→ **WORK INSTRUCTIONS**
Each entry should be written out once more, exactly as given below.

→ **EXTRACTED ENTRIES**
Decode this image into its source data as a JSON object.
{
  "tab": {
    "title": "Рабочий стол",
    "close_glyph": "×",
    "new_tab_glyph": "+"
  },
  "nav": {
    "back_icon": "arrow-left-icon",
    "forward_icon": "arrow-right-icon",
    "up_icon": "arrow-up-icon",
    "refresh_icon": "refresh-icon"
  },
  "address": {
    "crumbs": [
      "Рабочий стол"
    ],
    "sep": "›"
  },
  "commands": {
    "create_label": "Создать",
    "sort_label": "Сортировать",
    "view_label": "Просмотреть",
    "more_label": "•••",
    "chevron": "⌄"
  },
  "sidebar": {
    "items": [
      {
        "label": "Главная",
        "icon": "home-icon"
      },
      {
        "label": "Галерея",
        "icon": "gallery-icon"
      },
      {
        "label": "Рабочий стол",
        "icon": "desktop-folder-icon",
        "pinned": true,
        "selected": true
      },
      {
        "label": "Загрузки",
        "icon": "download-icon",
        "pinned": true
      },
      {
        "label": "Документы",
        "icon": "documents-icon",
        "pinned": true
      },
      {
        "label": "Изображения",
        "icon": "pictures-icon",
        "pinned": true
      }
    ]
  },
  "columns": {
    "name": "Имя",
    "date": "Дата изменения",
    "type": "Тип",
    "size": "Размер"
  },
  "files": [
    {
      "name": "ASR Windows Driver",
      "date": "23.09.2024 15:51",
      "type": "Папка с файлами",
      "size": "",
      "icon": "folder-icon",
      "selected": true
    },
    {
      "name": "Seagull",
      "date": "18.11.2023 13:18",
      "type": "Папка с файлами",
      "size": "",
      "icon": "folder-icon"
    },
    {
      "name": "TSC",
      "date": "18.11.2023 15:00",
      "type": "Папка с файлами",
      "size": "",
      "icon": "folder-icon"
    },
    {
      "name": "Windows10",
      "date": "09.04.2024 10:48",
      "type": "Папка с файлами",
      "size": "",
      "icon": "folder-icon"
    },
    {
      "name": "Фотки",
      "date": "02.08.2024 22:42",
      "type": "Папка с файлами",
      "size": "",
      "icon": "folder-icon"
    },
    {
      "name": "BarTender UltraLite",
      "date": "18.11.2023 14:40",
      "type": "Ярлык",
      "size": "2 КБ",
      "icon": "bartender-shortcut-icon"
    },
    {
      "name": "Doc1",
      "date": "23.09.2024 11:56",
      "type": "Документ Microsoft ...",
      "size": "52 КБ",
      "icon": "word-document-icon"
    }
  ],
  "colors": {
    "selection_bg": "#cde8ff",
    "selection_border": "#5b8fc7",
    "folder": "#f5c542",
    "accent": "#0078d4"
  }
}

→ **RESPONSE BOX**
Decode this image into its source data as a JSON object.
{
  "tab": {
    "title": "Рабочий стол",
    "close_glyph": "×",
    "new_tab_glyph": "+"
  },
  "nav": {
    "back_icon": "arrow-left-icon",
    "forward_icon": "arrow-right-icon",
    "up_icon": "arrow-up-icon",
    "refresh_icon": "refresh-icon"
  },
  "address": {
    "crumbs": [
      "Рабочий стол"
    ],
    "sep": "›"
  },
  "commands": {
    "create_label": "Создать",
    "sort_label": "Сортировать",
    "view_label": "Просмотреть",
    "more_label": "•••",
    "chevron": "⌄"
  },
  "sidebar": {
    "items": [
      {
        "label": "Главная",
        "icon": "home-icon"
      },
      {
        "label": "Галерея",
        "icon": "gallery-icon"
      },
      {
        "label": "Рабочий стол",
        "icon": "desktop-folder-icon",
        "pinned": true,
        "selected": true
      },
      {
        "label": "Загрузки",
        "icon": "download-icon",
        "pinned": true
      },
      {
        "label": "Документы",
        "icon": "documents-icon",
        "pinned": true
      },
      {
        "label": "Изображения",
        "icon": "pictures-icon",
        "pinned": true
      }
    ]
  },
  "columns": {
    "name": "Имя",
    "date": "Дата изменения",
    "type": "Тип",
    "size": "Размер"
  },
  "files": [
    {
      "name": "ASR Windows Driver",
      "date": "23.09.2024 15:51",
      "type": "Папка с файлами",
      "size": "",
      "icon": "folder-icon",
      "selected": true
    },
    {
      "name": "Seagull",
      "date": "18.11.2023 13:18",
      "type": "Папка с файлами",
      "size": "",
      "icon": "folder-icon"
    },
    {
      "name": "TSC",
      "date": "18.11.2023 15:00",
      "type": "Папка с файлами",
      "size": "",
      "icon": "folder-icon"
    },
    {
      "name": "Windows10",
      "date": "09.04.2024 10:48",
      "type": "Папка с файлами",
      "size": "",
      "icon": "folder-icon"
    },
    {
      "name": "Фотки",
      "date": "02.08.2024 22:42",
      "type": "Папка с файлами",
      "size": "",
      "icon": "folder-icon"
    },
    {
      "name": "BarTender UltraLite",
      "date": "18.11.2023 14:40",
      "type": "Ярлык",
      "size": "2 КБ",
      "icon": "bartender-shortcut-icon"
    },
    {
      "name": "Doc1",
      "date": "23.09.2024 11:56",
      "type": "Документ Microsoft ...",
      "size": "52 КБ",
      "icon": "word-document-icon"
    }
  ],
  "colors": {
    "selection_bg": "#cde8ff",
    "selection_border": "#5b8fc7",
    "folder": "#f5c542",
    "accent": "#0078d4"
  }
}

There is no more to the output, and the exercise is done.